Information supplied:
■ ■ ■ ■ ■

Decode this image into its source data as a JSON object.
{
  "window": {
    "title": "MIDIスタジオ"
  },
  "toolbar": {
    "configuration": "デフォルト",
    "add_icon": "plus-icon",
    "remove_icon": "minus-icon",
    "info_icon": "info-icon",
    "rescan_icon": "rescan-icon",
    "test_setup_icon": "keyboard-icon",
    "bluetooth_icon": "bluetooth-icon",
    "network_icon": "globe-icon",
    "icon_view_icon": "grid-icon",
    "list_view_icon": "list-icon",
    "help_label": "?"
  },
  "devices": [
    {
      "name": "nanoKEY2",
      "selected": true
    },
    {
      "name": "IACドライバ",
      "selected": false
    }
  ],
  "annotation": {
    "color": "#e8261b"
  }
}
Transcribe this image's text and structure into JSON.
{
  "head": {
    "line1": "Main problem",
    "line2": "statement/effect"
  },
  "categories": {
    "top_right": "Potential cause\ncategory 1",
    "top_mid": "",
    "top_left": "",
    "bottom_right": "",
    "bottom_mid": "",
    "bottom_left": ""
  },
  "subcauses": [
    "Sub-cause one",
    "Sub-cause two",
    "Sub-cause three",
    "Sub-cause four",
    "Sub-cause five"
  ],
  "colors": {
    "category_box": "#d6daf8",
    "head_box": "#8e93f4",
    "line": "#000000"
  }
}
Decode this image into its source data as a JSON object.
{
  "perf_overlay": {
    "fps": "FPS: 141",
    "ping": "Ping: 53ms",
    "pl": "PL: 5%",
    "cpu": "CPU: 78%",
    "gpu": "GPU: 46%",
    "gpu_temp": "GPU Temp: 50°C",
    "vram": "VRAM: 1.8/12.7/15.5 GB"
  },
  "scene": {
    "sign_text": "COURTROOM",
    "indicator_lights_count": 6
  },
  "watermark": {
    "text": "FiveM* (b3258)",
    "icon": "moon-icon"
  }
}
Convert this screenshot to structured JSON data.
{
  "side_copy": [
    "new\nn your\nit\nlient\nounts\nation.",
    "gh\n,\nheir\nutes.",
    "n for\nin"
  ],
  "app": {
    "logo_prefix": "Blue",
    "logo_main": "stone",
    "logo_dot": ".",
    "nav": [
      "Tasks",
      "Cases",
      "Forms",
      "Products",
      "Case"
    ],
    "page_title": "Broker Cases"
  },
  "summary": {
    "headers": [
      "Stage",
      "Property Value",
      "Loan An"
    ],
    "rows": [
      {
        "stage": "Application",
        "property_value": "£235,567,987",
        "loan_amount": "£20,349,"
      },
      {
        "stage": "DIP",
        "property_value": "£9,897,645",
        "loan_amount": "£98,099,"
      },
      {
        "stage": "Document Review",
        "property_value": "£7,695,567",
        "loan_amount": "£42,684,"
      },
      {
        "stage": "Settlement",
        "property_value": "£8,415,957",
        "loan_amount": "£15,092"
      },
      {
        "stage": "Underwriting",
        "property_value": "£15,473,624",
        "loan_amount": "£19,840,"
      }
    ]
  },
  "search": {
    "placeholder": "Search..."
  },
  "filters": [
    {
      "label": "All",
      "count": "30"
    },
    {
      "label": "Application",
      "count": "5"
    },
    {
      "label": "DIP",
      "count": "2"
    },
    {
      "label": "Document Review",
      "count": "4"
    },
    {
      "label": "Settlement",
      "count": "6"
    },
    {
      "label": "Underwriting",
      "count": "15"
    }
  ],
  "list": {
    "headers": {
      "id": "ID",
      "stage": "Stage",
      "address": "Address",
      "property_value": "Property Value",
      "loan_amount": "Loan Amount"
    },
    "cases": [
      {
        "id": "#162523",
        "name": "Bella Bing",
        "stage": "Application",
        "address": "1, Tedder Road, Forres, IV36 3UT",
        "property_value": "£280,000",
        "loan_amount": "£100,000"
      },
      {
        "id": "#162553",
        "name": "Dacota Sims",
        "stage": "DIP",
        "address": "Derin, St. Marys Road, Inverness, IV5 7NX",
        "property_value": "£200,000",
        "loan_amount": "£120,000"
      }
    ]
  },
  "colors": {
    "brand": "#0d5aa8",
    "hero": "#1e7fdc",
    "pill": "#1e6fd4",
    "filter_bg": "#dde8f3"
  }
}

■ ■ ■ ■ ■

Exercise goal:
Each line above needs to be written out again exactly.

Output below:
Decode this image into its source data as a JSON object.
{
  "window": {
    "title": "MIDIスタジオ"
  },
  "toolbar": {
    "configuration": "デフォルト",
    "add_icon": "plus-icon",
    "remove_icon": "minus-icon",
    "info_icon": "info-icon",
    "rescan_icon": "rescan-icon",
    "test_setup_icon": "keyboard-icon",
    "bluetooth_icon": "bluetooth-icon",
    "network_icon": "globe-icon",
    "icon_view_icon": "grid-icon",
    "list_view_icon": "list-icon",
    "help_label": "?"
  },
  "devices": [
    {
      "name": "nanoKEY2",
      "selected": true
    },
    {
      "name": "IACドライバ",
      "selected": false
    }
  ],
  "annotation": {
    "color": "#e8261b"
  }
}
Transcribe this image's text and structure into JSON.
{
  "head": {
    "line1": "Main problem",
    "line2": "statement/effect"
  },
  "categories": {
    "top_right": "Potential cause\ncategory 1",
    "top_mid": "",
    "top_left": "",
    "bottom_right": "",
    "bottom_mid": "",
    "bottom_left": ""
  },
  "subcauses": [
    "Sub-cause one",
    "Sub-cause two",
    "Sub-cause three",
    "Sub-cause four",
    "Sub-cause five"
  ],
  "colors": {
    "category_box": "#d6daf8",
    "head_box": "#8e93f4",
    "line": "#000000"
  }
}
Decode this image into its source data as a JSON object.
{
  "perf_overlay": {
    "fps": "FPS: 141",
    "ping": "Ping: 53ms",
    "pl": "PL: 5%",
    "cpu": "CPU: 78%",
    "gpu": "GPU: 46%",
    "gpu_temp": "GPU Temp: 50°C",
    "vram": "VRAM: 1.8/12.7/15.5 GB"
  },
  "scene": {
    "sign_text": "COURTROOM",
    "indicator_lights_count": 6
  },
  "watermark": {
    "text": "FiveM* (b3258)",
    "icon": "moon-icon"
  }
}
Convert this screenshot to structured JSON data.
{
  "side_copy": [
    "new\nn your\nit\nlient\nounts\nation.",
    "gh\n,\nheir\nutes.",
    "n for\nin"
  ],
  "app": {
    "logo_prefix": "Blue",
    "logo_main": "stone",
    "logo_dot": ".",
    "nav": [
      "Tasks",
      "Cases",
      "Forms",
      "Products",
      "Case"
    ],
    "page_title": "Broker Cases"
  },
  "summary": {
    "headers": [
      "Stage",
      "Property Value",
      "Loan An"
    ],
    "rows": [
      {
        "stage": "Application",
        "property_value": "£235,567,987",
        "loan_amount": "£20,349,"
      },
      {
        "stage": "DIP",
        "property_value": "£9,897,645",
        "loan_amount": "£98,099,"
      },
      {
        "stage": "Document Review",
        "property_value": "£7,695,567",
        "loan_amount": "£42,684,"
      },
      {
        "stage": "Settlement",
        "property_value": "£8,415,957",
        "loan_amount": "£15,092"
      },
      {
        "stage": "Underwriting",
        "property_value": "£15,473,624",
        "loan_amount": "£19,840,"
      }
    ]
  },
  "search": {
    "placeholder": "Search..."
  },
  "filters": [
    {
      "label": "All",
      "count": "30"
    },
    {
      "label": "Application",
      "count": "5"
    },
    {
      "label": "DIP",
      "count": "2"
    },
    {
      "label": "Document Review",
      "count": "4"
    },
    {
      "label": "Settlement",
      "count": "6"
    },
    {
      "label": "Underwriting",
      "count": "15"
    }
  ],
  "list": {
    "headers": {
      "id": "ID",
      "stage": "Stage",
      "address": "Address",
      "property_value": "Property Value",
      "loan_amount": "Loan Amount"
    },
    "cases": [
      {
        "id": "#162523",
        "name": "Bella Bing",
        "stage": "Application",
        "address": "1, Tedder Road, Forres, IV36 3UT",
        "property_value": "£280,000",
        "loan_amount": "£100,000"
      },
      {
        "id": "#162553",
        "name": "Dacota Sims",
        "stage": "DIP",
        "address": "Derin, St. Marys Road, Inverness, IV5 7NX",
        "property_value": "£200,000",
        "loan_amount": "£120,000"
      }
    ]
  },
  "colors": {
    "brand": "#0d5aa8",
    "hero": "#1e7fdc",
    "pill": "#1e6fd4",
    "filter_bg": "#dde8f3"
  }
}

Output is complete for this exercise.